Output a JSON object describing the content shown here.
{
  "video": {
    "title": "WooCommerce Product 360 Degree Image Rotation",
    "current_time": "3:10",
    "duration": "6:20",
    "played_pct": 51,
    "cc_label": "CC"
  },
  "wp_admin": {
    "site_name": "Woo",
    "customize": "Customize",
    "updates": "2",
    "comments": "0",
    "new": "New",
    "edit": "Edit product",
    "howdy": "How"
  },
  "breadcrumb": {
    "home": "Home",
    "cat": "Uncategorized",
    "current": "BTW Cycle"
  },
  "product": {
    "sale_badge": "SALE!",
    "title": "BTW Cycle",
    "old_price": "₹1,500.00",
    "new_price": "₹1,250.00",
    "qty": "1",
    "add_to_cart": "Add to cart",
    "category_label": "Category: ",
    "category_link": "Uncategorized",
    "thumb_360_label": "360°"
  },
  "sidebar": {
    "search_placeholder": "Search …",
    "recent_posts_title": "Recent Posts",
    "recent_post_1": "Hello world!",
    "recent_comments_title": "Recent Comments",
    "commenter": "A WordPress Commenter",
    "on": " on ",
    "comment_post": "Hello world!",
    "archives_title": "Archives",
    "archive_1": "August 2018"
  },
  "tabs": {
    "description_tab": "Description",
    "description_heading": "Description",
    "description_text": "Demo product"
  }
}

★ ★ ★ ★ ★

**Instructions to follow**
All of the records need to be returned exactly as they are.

**Answer space**
Output a JSON object describing the content shown here.
{
  "video": {
    "title": "WooCommerce Product 360 Degree Image Rotation",
    "current_time": "3:10",
    "duration": "6:20",
    "played_pct": 51,
    "cc_label": "CC"
  },
  "wp_admin": {
    "site_name": "Woo",
    "customize": "Customize",
    "updates": "2",
    "comments": "0",
    "new": "New",
    "edit": "Edit product",
    "howdy": "How"
  },
  "breadcrumb": {
    "home": "Home",
    "cat": "Uncategorized",
    "current": "BTW Cycle"
  },
  "product": {
    "sale_badge": "SALE!",
    "title": "BTW Cycle",
    "old_price": "₹1,500.00",
    "new_price": "₹1,250.00",
    "qty": "1",
    "add_to_cart": "Add to cart",
    "category_label": "Category: ",
    "category_link": "Uncategorized",
    "thumb_360_label": "360°"
  },
  "sidebar": {
    "search_placeholder": "Search …",
    "recent_posts_title": "Recent Posts",
    "recent_post_1": "Hello world!",
    "recent_comments_title": "Recent Comments",
    "commenter": "A WordPress Commenter",
    "on": " on ",
    "comment_post": "Hello world!",
    "archives_title": "Archives",
    "archive_1": "August 2018"
  },
  "tabs": {
    "description_tab": "Description",
    "description_heading": "Description",
    "description_text": "Demo product"
  }
}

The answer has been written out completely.